I knew I had to block them out and…where the hell was that damn Chik-Fil-A?
Nothing makes a journey feel longer than the persistent mystery of its ending. I felt like the Chik-Fil-A would never come. Just as I started wondering about Uber prices, the heart of the Movers and Pacers was revealed. My friend Maurice had attended this week’s run and was leading the pack, so I met him heading back to Atlantic Station as I was still trying to finish the first leg. He dapped me as we crossed paths and offered a loud “You got this, brotha.” Then, one-by-one, as I got closer to Chik-Fil-A — which had finally emerged like a mirage in the desert — people heading back the other direction high-fived me and encouraged me with a chorus of “almost there” and “you’re doing it!”
Every. Single. Person.

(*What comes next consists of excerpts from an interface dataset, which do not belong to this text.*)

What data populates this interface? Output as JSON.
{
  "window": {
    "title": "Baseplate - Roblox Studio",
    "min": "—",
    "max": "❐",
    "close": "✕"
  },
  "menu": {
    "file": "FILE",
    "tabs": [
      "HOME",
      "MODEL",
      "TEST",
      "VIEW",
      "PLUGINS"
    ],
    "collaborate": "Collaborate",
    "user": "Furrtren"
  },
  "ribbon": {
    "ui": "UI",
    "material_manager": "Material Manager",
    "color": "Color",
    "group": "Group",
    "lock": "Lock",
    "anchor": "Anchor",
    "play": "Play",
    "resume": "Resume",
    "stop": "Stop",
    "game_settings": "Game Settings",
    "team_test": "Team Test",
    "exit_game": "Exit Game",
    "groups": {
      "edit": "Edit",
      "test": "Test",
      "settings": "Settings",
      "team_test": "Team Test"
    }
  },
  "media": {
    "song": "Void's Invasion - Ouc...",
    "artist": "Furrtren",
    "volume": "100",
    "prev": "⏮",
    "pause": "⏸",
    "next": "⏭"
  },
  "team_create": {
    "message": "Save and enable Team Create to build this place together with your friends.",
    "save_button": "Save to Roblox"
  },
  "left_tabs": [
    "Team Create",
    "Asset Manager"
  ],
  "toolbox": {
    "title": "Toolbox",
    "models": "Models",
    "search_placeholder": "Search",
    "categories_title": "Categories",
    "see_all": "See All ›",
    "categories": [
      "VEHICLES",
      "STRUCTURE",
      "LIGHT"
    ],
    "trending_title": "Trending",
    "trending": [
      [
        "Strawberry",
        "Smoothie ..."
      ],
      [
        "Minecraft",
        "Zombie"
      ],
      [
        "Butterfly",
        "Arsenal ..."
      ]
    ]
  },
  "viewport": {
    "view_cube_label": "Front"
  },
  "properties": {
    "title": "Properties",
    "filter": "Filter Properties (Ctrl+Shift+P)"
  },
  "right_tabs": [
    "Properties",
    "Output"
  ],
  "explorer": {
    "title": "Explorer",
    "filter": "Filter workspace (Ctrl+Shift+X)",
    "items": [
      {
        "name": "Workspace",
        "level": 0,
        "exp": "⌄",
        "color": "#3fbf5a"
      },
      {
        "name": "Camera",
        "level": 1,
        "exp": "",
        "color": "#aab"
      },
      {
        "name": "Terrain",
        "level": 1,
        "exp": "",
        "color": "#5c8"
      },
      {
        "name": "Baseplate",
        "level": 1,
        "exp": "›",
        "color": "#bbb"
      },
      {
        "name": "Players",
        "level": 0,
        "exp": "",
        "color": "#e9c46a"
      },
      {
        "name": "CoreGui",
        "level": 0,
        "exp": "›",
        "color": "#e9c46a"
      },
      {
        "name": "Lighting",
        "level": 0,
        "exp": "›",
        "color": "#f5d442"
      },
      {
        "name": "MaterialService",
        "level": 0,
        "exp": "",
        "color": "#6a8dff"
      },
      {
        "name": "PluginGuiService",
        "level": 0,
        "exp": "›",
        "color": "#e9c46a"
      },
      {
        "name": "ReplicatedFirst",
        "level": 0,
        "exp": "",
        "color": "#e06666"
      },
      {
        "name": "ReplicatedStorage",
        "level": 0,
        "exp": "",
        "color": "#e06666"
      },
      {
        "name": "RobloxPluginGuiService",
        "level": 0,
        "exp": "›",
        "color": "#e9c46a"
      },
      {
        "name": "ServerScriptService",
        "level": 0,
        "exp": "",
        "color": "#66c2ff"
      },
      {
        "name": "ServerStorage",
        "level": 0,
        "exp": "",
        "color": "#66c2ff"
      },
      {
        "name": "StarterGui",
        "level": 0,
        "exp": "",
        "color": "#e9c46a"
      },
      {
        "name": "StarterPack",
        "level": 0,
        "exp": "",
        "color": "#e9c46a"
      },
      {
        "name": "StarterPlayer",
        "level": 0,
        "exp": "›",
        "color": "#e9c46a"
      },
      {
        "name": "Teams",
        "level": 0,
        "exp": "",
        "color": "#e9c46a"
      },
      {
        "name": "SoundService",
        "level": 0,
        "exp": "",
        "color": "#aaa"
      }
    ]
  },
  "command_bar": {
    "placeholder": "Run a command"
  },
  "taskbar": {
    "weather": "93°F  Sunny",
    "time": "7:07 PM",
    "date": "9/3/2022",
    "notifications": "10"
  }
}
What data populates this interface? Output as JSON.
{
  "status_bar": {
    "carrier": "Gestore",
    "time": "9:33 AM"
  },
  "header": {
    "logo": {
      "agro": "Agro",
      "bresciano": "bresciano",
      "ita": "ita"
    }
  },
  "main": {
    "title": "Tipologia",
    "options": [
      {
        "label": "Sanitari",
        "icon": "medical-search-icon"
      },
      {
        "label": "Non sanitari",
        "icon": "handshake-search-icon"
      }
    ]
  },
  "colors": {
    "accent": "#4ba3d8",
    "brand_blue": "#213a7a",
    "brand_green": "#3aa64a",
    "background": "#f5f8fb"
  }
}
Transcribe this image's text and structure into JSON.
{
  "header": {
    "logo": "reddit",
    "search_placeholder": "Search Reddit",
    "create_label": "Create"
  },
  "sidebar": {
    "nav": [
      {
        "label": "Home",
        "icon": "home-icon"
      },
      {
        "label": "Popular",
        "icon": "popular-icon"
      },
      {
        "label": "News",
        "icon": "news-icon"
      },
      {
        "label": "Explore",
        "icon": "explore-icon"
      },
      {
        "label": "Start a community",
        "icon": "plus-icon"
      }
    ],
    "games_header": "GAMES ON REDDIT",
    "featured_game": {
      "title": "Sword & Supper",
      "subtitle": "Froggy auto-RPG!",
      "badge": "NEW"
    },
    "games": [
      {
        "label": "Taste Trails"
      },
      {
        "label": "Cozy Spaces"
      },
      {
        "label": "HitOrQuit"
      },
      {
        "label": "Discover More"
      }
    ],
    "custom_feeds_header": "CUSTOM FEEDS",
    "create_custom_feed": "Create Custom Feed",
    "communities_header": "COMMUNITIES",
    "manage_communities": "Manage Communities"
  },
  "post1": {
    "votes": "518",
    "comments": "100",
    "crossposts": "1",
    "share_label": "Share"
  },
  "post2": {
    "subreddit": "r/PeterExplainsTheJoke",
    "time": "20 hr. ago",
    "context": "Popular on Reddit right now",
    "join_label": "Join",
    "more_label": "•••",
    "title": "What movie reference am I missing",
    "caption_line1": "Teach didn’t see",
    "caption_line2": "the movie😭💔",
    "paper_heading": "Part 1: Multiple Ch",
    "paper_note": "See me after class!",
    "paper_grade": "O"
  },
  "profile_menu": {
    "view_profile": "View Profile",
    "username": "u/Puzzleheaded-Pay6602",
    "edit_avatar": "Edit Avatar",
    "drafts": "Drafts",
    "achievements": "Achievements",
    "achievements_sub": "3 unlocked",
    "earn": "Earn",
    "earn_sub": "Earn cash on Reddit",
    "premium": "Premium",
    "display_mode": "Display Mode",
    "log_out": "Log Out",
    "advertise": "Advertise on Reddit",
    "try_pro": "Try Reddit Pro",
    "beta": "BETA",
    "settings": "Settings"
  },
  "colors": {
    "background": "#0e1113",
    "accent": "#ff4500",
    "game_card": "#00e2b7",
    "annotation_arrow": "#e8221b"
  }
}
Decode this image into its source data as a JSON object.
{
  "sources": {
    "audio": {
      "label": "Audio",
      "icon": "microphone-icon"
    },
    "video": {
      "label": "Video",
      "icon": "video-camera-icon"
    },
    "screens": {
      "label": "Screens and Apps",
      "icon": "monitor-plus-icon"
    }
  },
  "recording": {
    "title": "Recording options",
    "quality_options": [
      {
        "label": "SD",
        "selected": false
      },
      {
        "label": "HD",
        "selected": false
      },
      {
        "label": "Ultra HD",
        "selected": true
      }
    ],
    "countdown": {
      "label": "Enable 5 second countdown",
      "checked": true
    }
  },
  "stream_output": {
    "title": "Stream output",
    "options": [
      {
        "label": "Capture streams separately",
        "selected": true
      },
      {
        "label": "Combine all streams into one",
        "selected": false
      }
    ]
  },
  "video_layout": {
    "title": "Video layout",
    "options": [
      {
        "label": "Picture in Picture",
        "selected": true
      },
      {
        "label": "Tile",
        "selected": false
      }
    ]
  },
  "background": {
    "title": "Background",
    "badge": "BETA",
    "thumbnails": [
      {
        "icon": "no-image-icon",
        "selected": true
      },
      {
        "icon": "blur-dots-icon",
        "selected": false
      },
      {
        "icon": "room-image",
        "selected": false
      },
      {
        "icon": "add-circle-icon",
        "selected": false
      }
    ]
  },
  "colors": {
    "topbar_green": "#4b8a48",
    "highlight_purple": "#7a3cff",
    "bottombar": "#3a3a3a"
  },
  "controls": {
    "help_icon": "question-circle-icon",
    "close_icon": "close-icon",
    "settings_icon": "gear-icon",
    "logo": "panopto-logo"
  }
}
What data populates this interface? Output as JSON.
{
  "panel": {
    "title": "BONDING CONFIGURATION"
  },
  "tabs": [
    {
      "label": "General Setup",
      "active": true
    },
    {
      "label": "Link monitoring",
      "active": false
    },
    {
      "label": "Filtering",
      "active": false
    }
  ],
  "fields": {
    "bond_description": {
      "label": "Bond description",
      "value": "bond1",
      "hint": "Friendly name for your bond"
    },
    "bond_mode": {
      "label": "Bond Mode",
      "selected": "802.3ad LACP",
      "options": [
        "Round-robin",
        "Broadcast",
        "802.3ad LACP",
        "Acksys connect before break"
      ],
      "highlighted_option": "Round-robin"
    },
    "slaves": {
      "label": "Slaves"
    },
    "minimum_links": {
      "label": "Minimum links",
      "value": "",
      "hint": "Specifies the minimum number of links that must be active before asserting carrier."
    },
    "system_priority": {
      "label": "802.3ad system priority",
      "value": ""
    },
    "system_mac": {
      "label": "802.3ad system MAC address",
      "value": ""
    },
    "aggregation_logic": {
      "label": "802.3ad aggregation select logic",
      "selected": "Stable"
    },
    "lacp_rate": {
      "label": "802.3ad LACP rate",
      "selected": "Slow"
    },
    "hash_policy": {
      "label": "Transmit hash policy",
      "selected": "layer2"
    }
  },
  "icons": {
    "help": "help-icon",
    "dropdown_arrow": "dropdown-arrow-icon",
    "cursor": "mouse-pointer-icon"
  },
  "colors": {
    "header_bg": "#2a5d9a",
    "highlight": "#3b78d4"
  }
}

When we first chatted, Shay told me about runners who felt so connected to M&P that they would come out and run in times of intense tragedy. She had stories of one guy running with the group after his mother died in a car accident and another woman running a day after her father passed. It sounded crazy at the time, but as I neared the Chik-Fil-A I got it.
The encouragement and genuine love — even for a stranger — in the middle of a grueling personal challenge is a feeling that’s irreplaceable. They were pushing me to the finish, lifting me up high enough for my chin could touch that pull-up bar.
I (eventually) made it to Chik-Fil-A and immediately turned around to get back to Atlantic Station. The return trip wasn’t so bad — I knew where the endpoint was. Plus it was downhill. I’d alternate between jogging and walking until my legs stopped responding. The bottoms of my feet felt like sandpaper. My calf muscles were bulging and my right big toe felt like it was going to pop off into the middle of Atlanta traffic.
As I finally approached Atlantic Station, about 40 minutes after the run started, my pace had downgraded to a hobble. Just as I resigned myself to the idea of walking the rest of the way, I heard my name, just a faint whisper over the music in my headphones. Then I heard it again.
It was Shay and Maurice down the street.
Come on! You can do it! Almost there!
So I ran. It was only about half a block to the finish, but I ran it. I didn’t immediately notice that the rest of the runners were behind Shay and Maurice, hands extended in a line for me to high five them as I finished. They all clapped. They all cheered. They all celebrated.
I bent over, hands on my knees to catch my breath. Maurice walked over to me. “Hey, man, you ran a 5K and didn’t even know it”
“What?” I asked.
“That was three and some miles. One point eight there and one point eight back…it’s a 5K.”
I let a smile creep onto my face in between my deep panting. Word? 5K?
After each run, M&P gathers for a pic, takes time for announcements to see what events and endeavors the rest of the group can support and, finally, a huddle with a chant. These days, it ends in a “Wakanda Forever.”
By the time we finished that routine, I got it. I understood how a running group can be more than a running group. It’s health. It’s self-care. Family. This is what Movers and Pacers has done for an entire community. This is how a group of black people have gotten together to better themselves and the people around them. And they built the organization on a foundation of togetherness, love, and support.
I lay in my bed that night, my thighs and feet still throbbing. But hovering out beyond the pain was pride and little lingering disbelief: 5K? Me? I may not have run the whole thing, but I definitely completed it. I couldn’t sleep I was so happy. I just lay in bed smiling and staring at the ceiling until I heard the first droplets of a rain shower pattering on my roof.